Lines with the string "data" must each be copied from the listing.

*** Block opens ***

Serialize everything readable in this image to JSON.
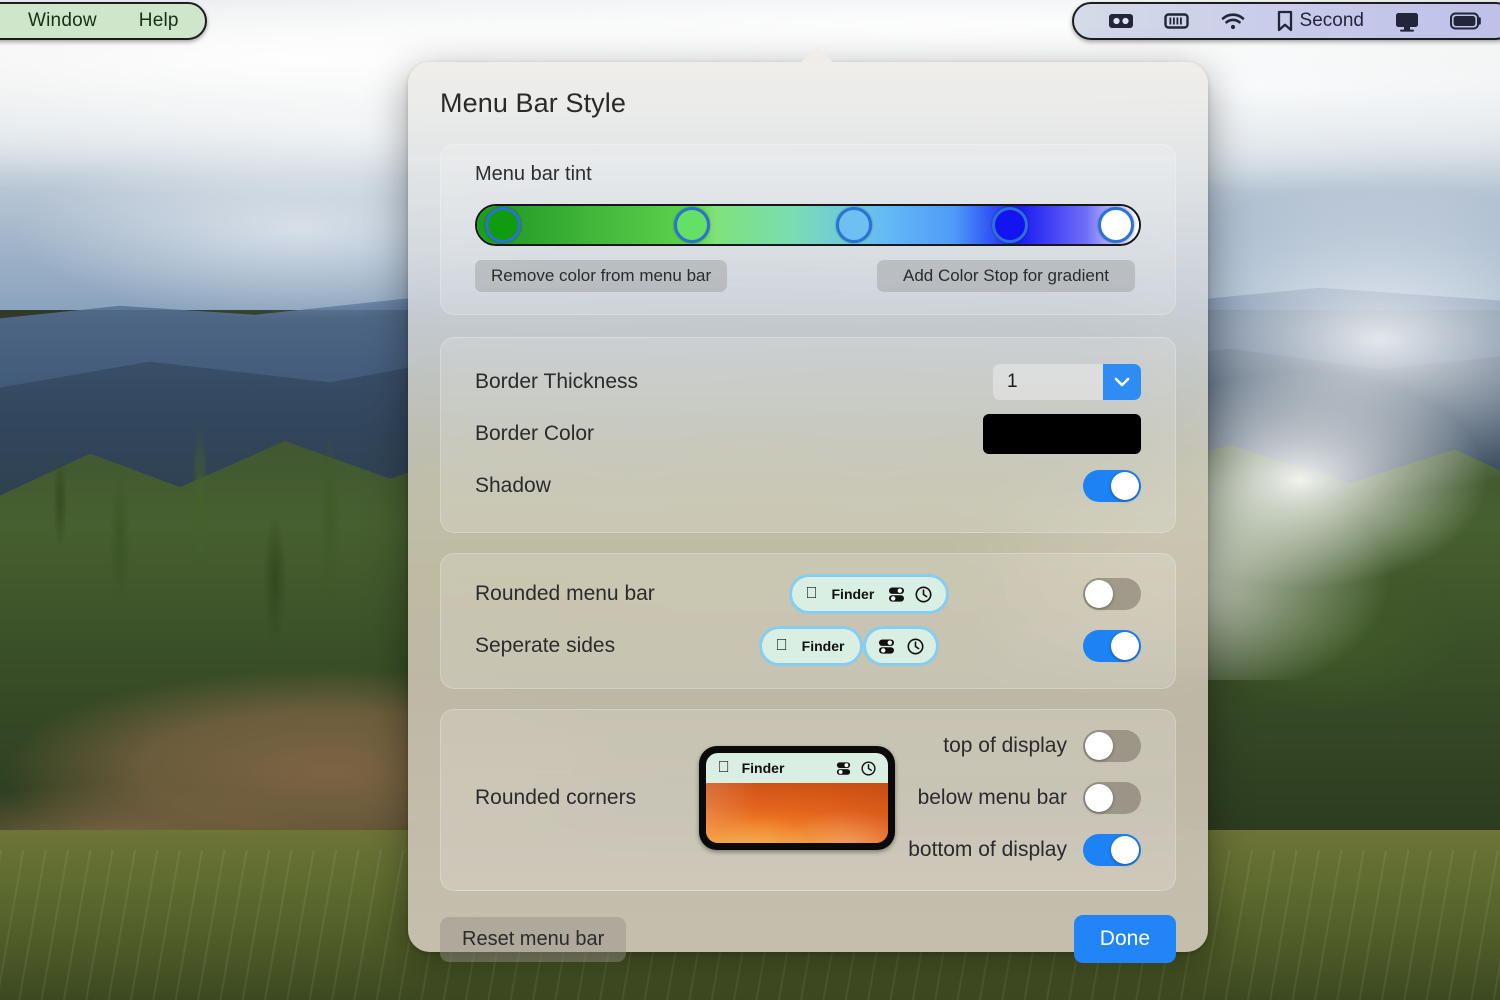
{
  "menu_bar": {
    "left_items": [
      {
        "label": "Window",
        "name": "menu-window"
      },
      {
        "label": "Help",
        "name": "menu-help"
      }
    ],
    "right_items": [
      {
        "icon": "screen-recorder-icon",
        "label": ""
      },
      {
        "icon": "battery-stripes-icon",
        "label": ""
      },
      {
        "icon": "wifi-icon",
        "label": ""
      },
      {
        "icon": "bookmark-icon",
        "label": "Second"
      },
      {
        "icon": "display-icon",
        "label": ""
      },
      {
        "icon": "battery-icon",
        "label": ""
      }
    ],
    "second_label": "Second",
    "left_bg": "#cfe6cb",
    "right_bg": "#c7c9ea"
  },
  "popover": {
    "title": "Menu Bar Style",
    "tint": {
      "label": "Menu bar tint",
      "gradient_css": "linear-gradient(90deg, #17a017 0%, #2aa02a 6%, #5fd44f 33%, #7fe27a 36%, #79dcb4 48%, #6ec7e0 57%, #63b9f5 62%, #4f9bf8 72%, #1a1ef0 82%, #2b2bf2 84%, #6f6ff8 92%, #ffffff 100%)",
      "stops": [
        {
          "name": "stop-1",
          "position_pct": 4,
          "color": "#0f9c0f"
        },
        {
          "name": "stop-2",
          "position_pct": 32.5,
          "color": "#64e065"
        },
        {
          "name": "stop-3",
          "position_pct": 57,
          "color": "#6fc0f2"
        },
        {
          "name": "stop-4",
          "position_pct": 80.5,
          "color": "#1414f0"
        },
        {
          "name": "stop-5",
          "position_pct": 96.5,
          "color": "#ffffff"
        }
      ],
      "remove_button": "Remove color from menu bar",
      "add_button": "Add Color Stop for gradient"
    },
    "border": {
      "thickness_label": "Border Thickness",
      "thickness_value": "1",
      "color_label": "Border Color",
      "color_value": "#000000",
      "shadow_label": "Shadow",
      "shadow_on": "on"
    },
    "rounded": {
      "rounded_menu_bar_label": "Rounded menu bar",
      "rounded_menu_bar_on": "off",
      "separate_sides_label": "Seperate sides",
      "separate_sides_on": "on",
      "preview_app_name": "Finder"
    },
    "corners": {
      "label": "Rounded corners",
      "preview_app_name": "Finder",
      "options": [
        {
          "label": "top of display",
          "state": "off",
          "name": "toggle-top-of-display"
        },
        {
          "label": "below menu bar",
          "state": "off",
          "name": "toggle-below-menu-bar"
        },
        {
          "label": "bottom of display",
          "state": "on",
          "name": "toggle-bottom-of-display"
        }
      ]
    },
    "footer": {
      "reset_label": "Reset menu bar",
      "done_label": "Done",
      "done_color": "#2285f7"
    }
  }
}
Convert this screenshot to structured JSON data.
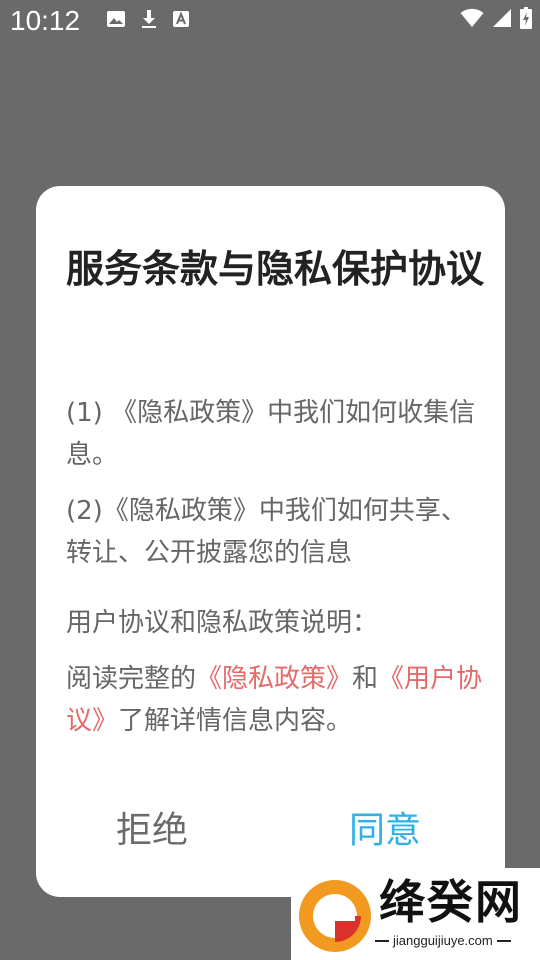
{
  "status_bar": {
    "time": "10:12",
    "left_icons": [
      "image-icon",
      "download-icon",
      "font-icon"
    ],
    "right_icons": [
      "wifi-icon",
      "signal-icon",
      "battery-charging-icon"
    ]
  },
  "dialog": {
    "title": "服务条款与隐私保护协议",
    "paragraph_1": "(1) 《隐私政策》中我们如何收集信息。",
    "paragraph_2": "(2)《隐私政策》中我们如何共享、转让、公开披露您的信息",
    "paragraph_3": "用户协议和隐私政策说明：",
    "paragraph_4": {
      "prefix": "阅读完整的",
      "link_privacy": "《隐私政策》",
      "middle": "和",
      "link_terms": "《用户协议》",
      "suffix": "了解详情信息内容。"
    },
    "reject_label": "拒绝",
    "agree_label": "同意"
  },
  "watermark": {
    "brand": "绛癸网",
    "url": "jiangguijiuye.com"
  },
  "colors": {
    "overlay": "#6a6a6a",
    "link": "#e56a6a",
    "agree": "#2fb0e6",
    "reject": "#6b6b6b"
  }
}
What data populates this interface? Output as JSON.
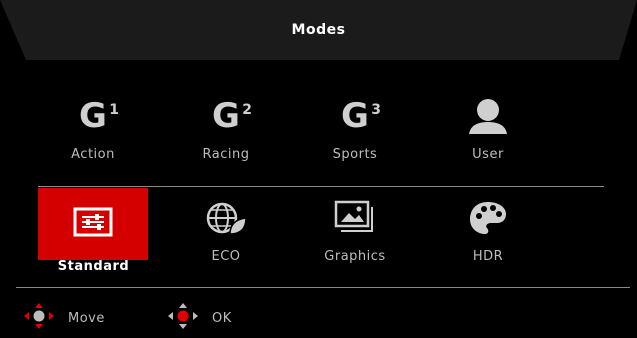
{
  "osd": {
    "title": "Modes",
    "modes_row1": [
      {
        "label": "Action",
        "icon": "g1-icon",
        "glyph": "G",
        "sup": "1"
      },
      {
        "label": "Racing",
        "icon": "g2-icon",
        "glyph": "G",
        "sup": "2"
      },
      {
        "label": "Sports",
        "icon": "g3-icon",
        "glyph": "G",
        "sup": "3"
      },
      {
        "label": "User",
        "icon": "user-icon"
      }
    ],
    "modes_row2": [
      {
        "label": "Standard",
        "icon": "sliders-icon",
        "selected": true
      },
      {
        "label": "ECO",
        "icon": "eco-globe-icon"
      },
      {
        "label": "Graphics",
        "icon": "picture-icon"
      },
      {
        "label": "HDR",
        "icon": "palette-icon"
      }
    ],
    "footer": {
      "move_label": "Move",
      "ok_label": "OK"
    },
    "colors": {
      "accent": "#d40000",
      "background": "#000000",
      "text": "#bdbdbd"
    }
  }
}
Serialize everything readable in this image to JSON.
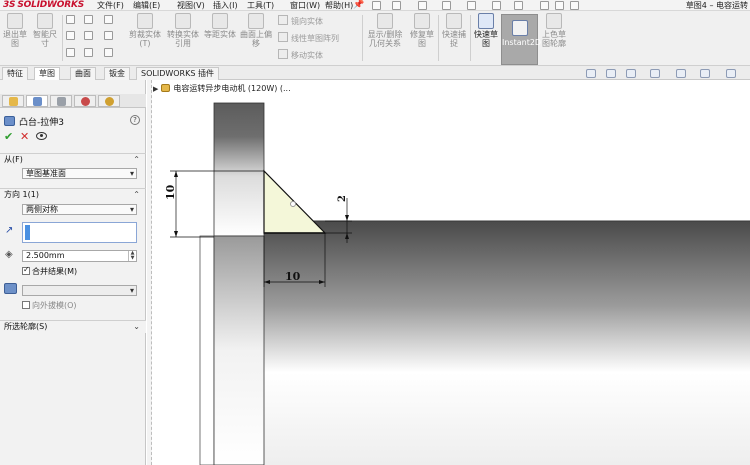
{
  "app": {
    "logo_prefix": "3S",
    "logo_text": "SOLIDWORKS",
    "doc_title": "草图4 – 电容运转"
  },
  "menu": [
    {
      "label": "文件(F)"
    },
    {
      "label": "编辑(E)"
    },
    {
      "label": "视图(V)"
    },
    {
      "label": "插入(I)"
    },
    {
      "label": "工具(T)"
    },
    {
      "label": "窗口(W)"
    },
    {
      "label": "帮助(H)"
    }
  ],
  "ribbon": {
    "big_tools": [
      {
        "label": "退出草图",
        "name": "exit-sketch-tool"
      },
      {
        "label": "智能尺寸",
        "name": "smart-dimension-tool"
      },
      {
        "label": "剪裁实体(T)",
        "name": "trim-entities-tool"
      },
      {
        "label": "转换实体引用",
        "name": "convert-entities-tool"
      },
      {
        "label": "等距实体",
        "name": "offset-entities-tool"
      },
      {
        "label": "曲面上偏移",
        "name": "offset-on-surface-tool"
      },
      {
        "label": "显示/删除几何关系",
        "name": "display-relations-tool"
      },
      {
        "label": "修复草图",
        "name": "repair-sketch-tool"
      },
      {
        "label": "快速捕捉",
        "name": "quick-snaps-tool"
      },
      {
        "label": "快速草图",
        "name": "rapid-sketch-tool"
      },
      {
        "label": "Instant2D",
        "name": "instant2d-tool"
      },
      {
        "label": "上色草图轮廓",
        "name": "shaded-sketch-contours-tool"
      }
    ],
    "small_tools": [
      {
        "label": "镜向实体"
      },
      {
        "label": "线性草图阵列"
      },
      {
        "label": "移动实体"
      }
    ]
  },
  "tabs": [
    {
      "label": "特征"
    },
    {
      "label": "草图"
    },
    {
      "label": "曲面"
    },
    {
      "label": "钣金"
    },
    {
      "label": "SOLIDWORKS 插件"
    }
  ],
  "property_manager": {
    "title": "凸台-拉伸3",
    "help": "?",
    "ok": "✔",
    "cancel": "✕",
    "from_group": {
      "label": "从(F)",
      "value": "草图基准面"
    },
    "direction_group": {
      "label": "方向 1(1)",
      "end_condition": "两侧对称",
      "depth": "2.500mm",
      "merge_result": "合并结果(M)",
      "merge_result_checked": true,
      "draft_outward": "向外拔模(O)",
      "draft_outward_checked": false
    },
    "contours_group": {
      "label": "所选轮廓(S)"
    }
  },
  "graphics": {
    "tree_label": "电容运转异步电动机 (120W) (..."
  },
  "drawing": {
    "dim_vertical": "10",
    "dim_horizontal": "10",
    "dim_small": "2"
  },
  "colors": {
    "logo_red": "#c8102e",
    "profile_fill": "#f4f7d9",
    "active_field": "#4a90e2"
  }
}
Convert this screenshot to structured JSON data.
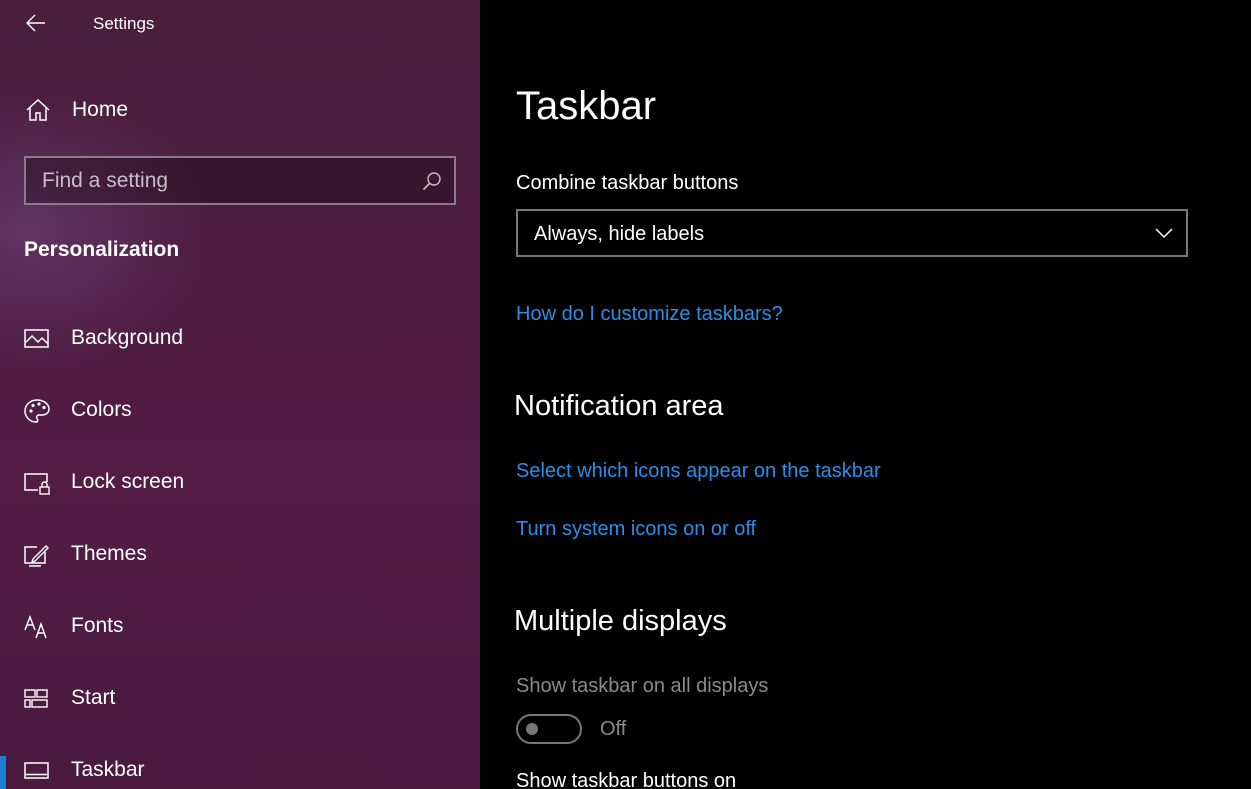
{
  "window": {
    "app_title": "Settings"
  },
  "sidebar": {
    "home_label": "Home",
    "search": {
      "placeholder": "Find a setting"
    },
    "section_title": "Personalization",
    "items": [
      {
        "label": "Background",
        "icon": "background-icon"
      },
      {
        "label": "Colors",
        "icon": "palette-icon"
      },
      {
        "label": "Lock screen",
        "icon": "lock-screen-icon"
      },
      {
        "label": "Themes",
        "icon": "themes-icon"
      },
      {
        "label": "Fonts",
        "icon": "fonts-icon"
      },
      {
        "label": "Start",
        "icon": "start-icon"
      },
      {
        "label": "Taskbar",
        "icon": "taskbar-icon",
        "active": true
      }
    ]
  },
  "main": {
    "title": "Taskbar",
    "combine": {
      "label": "Combine taskbar buttons",
      "selected": "Always, hide labels"
    },
    "help_link": "How do I customize taskbars?",
    "notification_area": {
      "heading": "Notification area",
      "links": [
        "Select which icons appear on the taskbar",
        "Turn system icons on or off"
      ]
    },
    "multiple_displays": {
      "heading": "Multiple displays",
      "show_all_label": "Show taskbar on all displays",
      "toggle_state": "Off",
      "buttons_on_label": "Show taskbar buttons on"
    }
  },
  "colors": {
    "accent": "#1b7fd6",
    "link": "#2a8ee6",
    "sidebar_bg": "#4d1d40",
    "main_bg": "#000000"
  }
}
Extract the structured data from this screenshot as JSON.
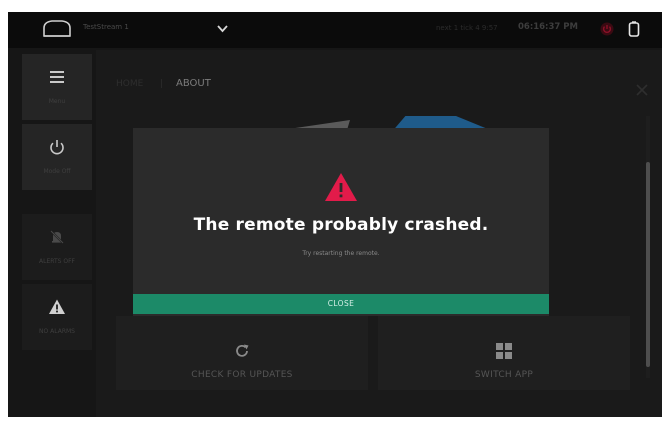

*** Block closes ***

Task solution
Convert this screenshot to structured JSON data.
What data populates this interface? Output as JSON.
Convert this screenshot to structured JSON data.
Extract the structured data from this screenshot as JSON.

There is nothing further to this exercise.